Tigard approves tax on weed shops
City officials say tax will recoup cost of additional police
The city of Tigard has approved a plan to tax marijuana shops and medical dispensaries in the city.
The City Council voted unanimously Tuesday night to tax sales of marijuana and marijuana-infused products, should voters approve Measure 91 later this year.
Voters will decide in November on a plan to legalize recreational marijuana use, similar to laws enacted in Washington and Colorado.
Measure 91 would allow the possession, manufacturing and sale of marijuana across the state for the first time.
Tigard city officials began considering a tax on marijuana sales two weeks ago, suggesting a5 percent gross receipts tax on medical marijuana sales and a 10 percent tax on recreational marijuana sales and sales of marijuana-infused products.
Tuesdays vote also included a yearly tax of $500 on establishments, such as restaurants or bars that allow marijuana to be consumed on their premises, and people who grow marijuana within the city would be charged a $1,000 per year privilege tax.
Tigard joins a growing list of cities that have imposed taxes on marijuana sales in light of November's election. Hillsboro, Forest Grove, Ashland, Scappoose, Milwaukie and Wilsonville have all approved plans to tax recreational sales of the drug.
Yet Tigard's tax plan comes despite a standing ban on all types of marijuana dispensaries in the city until May 2015.
City leaders imposed the ban in February, saying they needed time to figure out proper rules for medical marijuana dispensaries, which were legalized by the Oregon Legislature last year.
City officials said they needed to consider land-use regulations such as where dispensaries could operate and their hours of operation.
That work is still being completed, and the city is accepting public comment about how marijuana retailers should be regulated within the city.
What do you think?
Have thoughts on how marijuana dispensaries should be regulated in Tigard? Share them with the city.
But is it legal?
Tuesday's tax is meant to recoup the cost of additional police officers and other resources that are expected to be needed should marijuana be legalized, said City Councilor Marc Woodard.
If Measure 91 does pass, I think its fair that there should be some form of taxation," said Woodard, who is currently running for his second term on the council. This will help us pay for policing services that will, most likely, be necessary as well as a lot of unforeseen things we cant predict.
There is concern, however, that the tax may not be enforceable.
Measure 91 expressly prohibits cities and counties from imposing taxes on sales of the drug, but Toby LaFrance, Tigards director of finance, said the measure does not address existing taxes.
Where it is silent is if a local jurisdiction already has a tax on the books, whether it could impose that tax, LaFrance said.
Whether or not the city will be able to follow through with its plan will be up to the courts to decide, LaFrance said.
Tigard Mayor John L. Cook said that if the city wants to try, it has to have a tax in place before the November election.

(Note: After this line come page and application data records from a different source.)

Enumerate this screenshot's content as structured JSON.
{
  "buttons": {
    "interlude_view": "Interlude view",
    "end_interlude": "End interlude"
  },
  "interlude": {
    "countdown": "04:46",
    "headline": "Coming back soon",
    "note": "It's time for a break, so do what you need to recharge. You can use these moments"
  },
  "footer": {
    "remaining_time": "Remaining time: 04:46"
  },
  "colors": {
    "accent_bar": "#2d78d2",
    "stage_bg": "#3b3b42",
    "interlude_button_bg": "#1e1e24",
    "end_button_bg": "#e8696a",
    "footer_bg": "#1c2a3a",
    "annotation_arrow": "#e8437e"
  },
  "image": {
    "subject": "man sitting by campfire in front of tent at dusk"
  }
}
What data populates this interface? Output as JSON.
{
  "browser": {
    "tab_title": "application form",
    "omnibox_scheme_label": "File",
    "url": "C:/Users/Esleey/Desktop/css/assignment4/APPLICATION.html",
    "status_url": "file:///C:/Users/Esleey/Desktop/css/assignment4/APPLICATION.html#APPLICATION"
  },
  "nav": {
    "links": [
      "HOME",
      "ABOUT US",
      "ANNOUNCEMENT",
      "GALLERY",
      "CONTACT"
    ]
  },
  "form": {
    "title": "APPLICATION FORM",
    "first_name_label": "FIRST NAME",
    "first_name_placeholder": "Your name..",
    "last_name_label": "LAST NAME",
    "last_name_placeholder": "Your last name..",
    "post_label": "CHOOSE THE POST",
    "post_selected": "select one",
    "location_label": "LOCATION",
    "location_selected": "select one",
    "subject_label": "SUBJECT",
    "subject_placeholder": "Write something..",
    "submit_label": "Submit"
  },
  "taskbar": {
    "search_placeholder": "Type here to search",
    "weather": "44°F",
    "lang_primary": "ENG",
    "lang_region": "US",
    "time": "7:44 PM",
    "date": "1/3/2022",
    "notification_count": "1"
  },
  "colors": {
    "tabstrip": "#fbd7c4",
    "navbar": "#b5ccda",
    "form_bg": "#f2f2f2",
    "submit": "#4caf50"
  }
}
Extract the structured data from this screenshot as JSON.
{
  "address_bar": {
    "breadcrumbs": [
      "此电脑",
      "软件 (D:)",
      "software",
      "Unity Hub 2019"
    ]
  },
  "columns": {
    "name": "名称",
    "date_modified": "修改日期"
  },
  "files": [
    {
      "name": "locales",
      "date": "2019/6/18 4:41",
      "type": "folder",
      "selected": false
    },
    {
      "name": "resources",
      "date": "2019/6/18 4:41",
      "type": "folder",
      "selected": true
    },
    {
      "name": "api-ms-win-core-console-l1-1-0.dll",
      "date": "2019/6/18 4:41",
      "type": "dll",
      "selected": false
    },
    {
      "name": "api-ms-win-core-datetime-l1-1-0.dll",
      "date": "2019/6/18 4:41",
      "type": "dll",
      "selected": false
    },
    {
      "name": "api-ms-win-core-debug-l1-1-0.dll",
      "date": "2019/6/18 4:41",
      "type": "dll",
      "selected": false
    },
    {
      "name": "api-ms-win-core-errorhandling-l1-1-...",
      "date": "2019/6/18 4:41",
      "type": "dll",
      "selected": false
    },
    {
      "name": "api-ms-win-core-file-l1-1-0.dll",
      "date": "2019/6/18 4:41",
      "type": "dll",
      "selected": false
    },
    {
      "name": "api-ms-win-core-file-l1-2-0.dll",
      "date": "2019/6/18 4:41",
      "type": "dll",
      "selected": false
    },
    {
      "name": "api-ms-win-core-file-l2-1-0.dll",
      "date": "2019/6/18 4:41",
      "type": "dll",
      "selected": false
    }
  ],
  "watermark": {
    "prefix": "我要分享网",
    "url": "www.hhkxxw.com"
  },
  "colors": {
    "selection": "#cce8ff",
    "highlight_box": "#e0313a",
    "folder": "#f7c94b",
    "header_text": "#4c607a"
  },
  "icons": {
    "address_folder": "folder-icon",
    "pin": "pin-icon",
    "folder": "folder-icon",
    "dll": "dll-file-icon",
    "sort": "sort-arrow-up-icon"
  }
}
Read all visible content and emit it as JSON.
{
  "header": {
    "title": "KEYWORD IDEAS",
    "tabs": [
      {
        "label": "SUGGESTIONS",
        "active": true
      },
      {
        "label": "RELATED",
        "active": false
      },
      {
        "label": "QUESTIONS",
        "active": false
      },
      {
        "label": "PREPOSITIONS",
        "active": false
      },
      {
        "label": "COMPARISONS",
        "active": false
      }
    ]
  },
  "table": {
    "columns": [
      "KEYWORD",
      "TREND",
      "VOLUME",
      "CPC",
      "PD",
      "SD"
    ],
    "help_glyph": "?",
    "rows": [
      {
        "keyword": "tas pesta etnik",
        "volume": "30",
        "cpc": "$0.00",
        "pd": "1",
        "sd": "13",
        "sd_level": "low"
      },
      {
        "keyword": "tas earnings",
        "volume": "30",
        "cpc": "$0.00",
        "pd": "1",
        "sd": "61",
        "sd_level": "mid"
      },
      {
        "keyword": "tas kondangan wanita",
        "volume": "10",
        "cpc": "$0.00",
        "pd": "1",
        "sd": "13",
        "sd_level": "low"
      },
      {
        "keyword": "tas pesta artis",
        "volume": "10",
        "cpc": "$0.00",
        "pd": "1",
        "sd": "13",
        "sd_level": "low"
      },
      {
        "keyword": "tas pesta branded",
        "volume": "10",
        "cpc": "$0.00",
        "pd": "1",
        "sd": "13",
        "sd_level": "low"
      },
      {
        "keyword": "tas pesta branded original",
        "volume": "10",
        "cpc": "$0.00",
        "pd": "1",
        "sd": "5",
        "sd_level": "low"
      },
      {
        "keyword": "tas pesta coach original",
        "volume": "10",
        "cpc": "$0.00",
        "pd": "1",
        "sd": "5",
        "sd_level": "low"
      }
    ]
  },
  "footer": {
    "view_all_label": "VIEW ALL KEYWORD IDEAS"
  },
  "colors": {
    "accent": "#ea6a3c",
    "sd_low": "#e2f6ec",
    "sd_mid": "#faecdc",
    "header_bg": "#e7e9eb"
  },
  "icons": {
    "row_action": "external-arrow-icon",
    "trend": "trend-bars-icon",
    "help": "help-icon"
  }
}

Over time, well be able to figure out what the right number (to tax) is, Cook said. Having this on the books will allow us to do this. It could be that 13 percent (for recreational sales) and 2 percent (for medical marijuana sales) are the right numbers that we want. The 5 (percent) and 10 (percent) numbers are just placeholders.
Tualatin, Lake Oswego, Portland and Oregon City are also considering taxes on marijuana sales.
The Tualatin City Council is set to vote on its tax at a special meeting on Monday, Sept. 29.JW_DISQUS_ADD_A_COMMENT